**Data to use:**

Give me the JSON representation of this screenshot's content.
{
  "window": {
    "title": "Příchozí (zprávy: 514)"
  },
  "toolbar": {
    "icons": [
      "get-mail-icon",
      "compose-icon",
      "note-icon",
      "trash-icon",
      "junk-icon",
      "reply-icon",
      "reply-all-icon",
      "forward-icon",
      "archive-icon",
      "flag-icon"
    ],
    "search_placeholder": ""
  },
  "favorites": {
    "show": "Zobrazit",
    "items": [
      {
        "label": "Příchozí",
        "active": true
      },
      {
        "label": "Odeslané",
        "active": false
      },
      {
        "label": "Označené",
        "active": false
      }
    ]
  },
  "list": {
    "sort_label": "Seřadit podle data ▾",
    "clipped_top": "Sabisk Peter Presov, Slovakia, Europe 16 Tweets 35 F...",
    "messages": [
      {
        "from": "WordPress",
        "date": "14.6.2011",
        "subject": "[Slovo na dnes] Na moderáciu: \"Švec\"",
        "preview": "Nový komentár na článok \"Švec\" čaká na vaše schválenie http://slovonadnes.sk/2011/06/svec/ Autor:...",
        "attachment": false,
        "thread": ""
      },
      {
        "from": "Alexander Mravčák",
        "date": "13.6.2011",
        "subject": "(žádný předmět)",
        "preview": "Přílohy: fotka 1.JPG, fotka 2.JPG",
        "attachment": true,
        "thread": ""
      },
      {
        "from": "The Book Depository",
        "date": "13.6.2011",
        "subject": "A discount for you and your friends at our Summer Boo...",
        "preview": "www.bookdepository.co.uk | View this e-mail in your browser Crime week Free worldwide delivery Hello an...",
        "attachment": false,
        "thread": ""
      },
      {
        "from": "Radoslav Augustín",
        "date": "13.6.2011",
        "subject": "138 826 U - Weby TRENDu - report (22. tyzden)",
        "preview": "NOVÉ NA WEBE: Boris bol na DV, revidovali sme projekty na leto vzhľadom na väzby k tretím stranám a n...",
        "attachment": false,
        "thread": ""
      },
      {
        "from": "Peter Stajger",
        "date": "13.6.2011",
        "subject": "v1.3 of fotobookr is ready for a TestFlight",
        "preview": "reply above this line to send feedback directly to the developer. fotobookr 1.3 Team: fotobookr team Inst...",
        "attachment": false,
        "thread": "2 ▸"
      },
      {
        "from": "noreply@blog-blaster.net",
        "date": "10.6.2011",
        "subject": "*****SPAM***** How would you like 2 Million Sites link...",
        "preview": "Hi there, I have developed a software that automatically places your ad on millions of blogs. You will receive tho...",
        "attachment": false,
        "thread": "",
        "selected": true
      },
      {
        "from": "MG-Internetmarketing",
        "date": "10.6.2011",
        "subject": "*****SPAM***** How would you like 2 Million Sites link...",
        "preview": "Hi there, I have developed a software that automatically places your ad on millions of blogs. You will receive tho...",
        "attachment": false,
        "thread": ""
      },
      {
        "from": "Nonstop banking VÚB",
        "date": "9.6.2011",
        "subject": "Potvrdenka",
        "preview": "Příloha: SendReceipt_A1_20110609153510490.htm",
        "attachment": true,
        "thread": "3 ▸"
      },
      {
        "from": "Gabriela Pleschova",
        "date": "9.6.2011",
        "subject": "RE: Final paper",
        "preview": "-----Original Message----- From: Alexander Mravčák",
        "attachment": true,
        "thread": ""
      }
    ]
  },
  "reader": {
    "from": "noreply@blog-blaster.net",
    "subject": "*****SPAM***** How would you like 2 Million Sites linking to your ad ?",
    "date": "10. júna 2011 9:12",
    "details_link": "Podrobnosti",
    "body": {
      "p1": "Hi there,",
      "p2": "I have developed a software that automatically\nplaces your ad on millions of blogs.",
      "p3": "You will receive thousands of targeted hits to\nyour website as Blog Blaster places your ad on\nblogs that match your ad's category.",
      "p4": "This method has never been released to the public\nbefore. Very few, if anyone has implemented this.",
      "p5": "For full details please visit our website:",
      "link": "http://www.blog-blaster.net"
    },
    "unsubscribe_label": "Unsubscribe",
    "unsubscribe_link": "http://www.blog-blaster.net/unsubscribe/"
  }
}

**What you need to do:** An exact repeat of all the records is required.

**Answer to this task:**
Give me the JSON representation of this screenshot's content.
{
  "window": {
    "title": "Příchozí (zprávy: 514)"
  },
  "toolbar": {
    "icons": [
      "get-mail-icon",
      "compose-icon",
      "note-icon",
      "trash-icon",
      "junk-icon",
      "reply-icon",
      "reply-all-icon",
      "forward-icon",
      "archive-icon",
      "flag-icon"
    ],
    "search_placeholder": ""
  },
  "favorites": {
    "show": "Zobrazit",
    "items": [
      {
        "label": "Příchozí",
        "active": true
      },
      {
        "label": "Odeslané",
        "active": false
      },
      {
        "label": "Označené",
        "active": false
      }
    ]
  },
  "list": {
    "sort_label": "Seřadit podle data ▾",
    "clipped_top": "Sabisk Peter Presov, Slovakia, Europe 16 Tweets 35 F...",
    "messages": [
      {
        "from": "WordPress",
        "date": "14.6.2011",
        "subject": "[Slovo na dnes] Na moderáciu: \"Švec\"",
        "preview": "Nový komentár na článok \"Švec\" čaká na vaše schválenie http://slovonadnes.sk/2011/06/svec/ Autor:...",
        "attachment": false,
        "thread": ""
      },
      {
        "from": "Alexander Mravčák",
        "date": "13.6.2011",
        "subject": "(žádný předmět)",
        "preview": "Přílohy: fotka 1.JPG, fotka 2.JPG",
        "attachment": true,
        "thread": ""
      },
      {
        "from": "The Book Depository",
        "date": "13.6.2011",
        "subject": "A discount for you and your friends at our Summer Boo...",
        "preview": "www.bookdepository.co.uk | View this e-mail in your browser Crime week Free worldwide delivery Hello an...",
        "attachment": false,
        "thread": ""
      },
      {
        "from": "Radoslav Augustín",
        "date": "13.6.2011",
        "subject": "138 826 U - Weby TRENDu - report (22. tyzden)",
        "preview": "NOVÉ NA WEBE: Boris bol na DV, revidovali sme projekty na leto vzhľadom na väzby k tretím stranám a n...",
        "attachment": false,
        "thread": ""
      },
      {
        "from": "Peter Stajger",
        "date": "13.6.2011",
        "subject": "v1.3 of fotobookr is ready for a TestFlight",
        "preview": "reply above this line to send feedback directly to the developer. fotobookr 1.3 Team: fotobookr team Inst...",
        "attachment": false,
        "thread": "2 ▸"
      },
      {
        "from": "noreply@blog-blaster.net",
        "date": "10.6.2011",
        "subject": "*****SPAM***** How would you like 2 Million Sites link...",
        "preview": "Hi there, I have developed a software that automatically places your ad on millions of blogs. You will receive tho...",
        "attachment": false,
        "thread": "",
        "selected": true
      },
      {
        "from": "MG-Internetmarketing",
        "date": "10.6.2011",
        "subject": "*****SPAM***** How would you like 2 Million Sites link...",
        "preview": "Hi there, I have developed a software that automatically places your ad on millions of blogs. You will receive tho...",
        "attachment": false,
        "thread": ""
      },
      {
        "from": "Nonstop banking VÚB",
        "date": "9.6.2011",
        "subject": "Potvrdenka",
        "preview": "Příloha: SendReceipt_A1_20110609153510490.htm",
        "attachment": true,
        "thread": "3 ▸"
      },
      {
        "from": "Gabriela Pleschova",
        "date": "9.6.2011",
        "subject": "RE: Final paper",
        "preview": "-----Original Message----- From: Alexander Mravčák",
        "attachment": true,
        "thread": ""
      }
    ]
  },
  "reader": {
    "from": "noreply@blog-blaster.net",
    "subject": "*****SPAM***** How would you like 2 Million Sites linking to your ad ?",
    "date": "10. júna 2011 9:12",
    "details_link": "Podrobnosti",
    "body": {
      "p1": "Hi there,",
      "p2": "I have developed a software that automatically\nplaces your ad on millions of blogs.",
      "p3": "You will receive thousands of targeted hits to\nyour website as Blog Blaster places your ad on\nblogs that match your ad's category.",
      "p4": "This method has never been released to the public\nbefore. Very few, if anyone has implemented this.",
      "p5": "For full details please visit our website:",
      "link": "http://www.blog-blaster.net"
    },
    "unsubscribe_label": "Unsubscribe",
    "unsubscribe_link": "http://www.blog-blaster.net/unsubscribe/"
  }
}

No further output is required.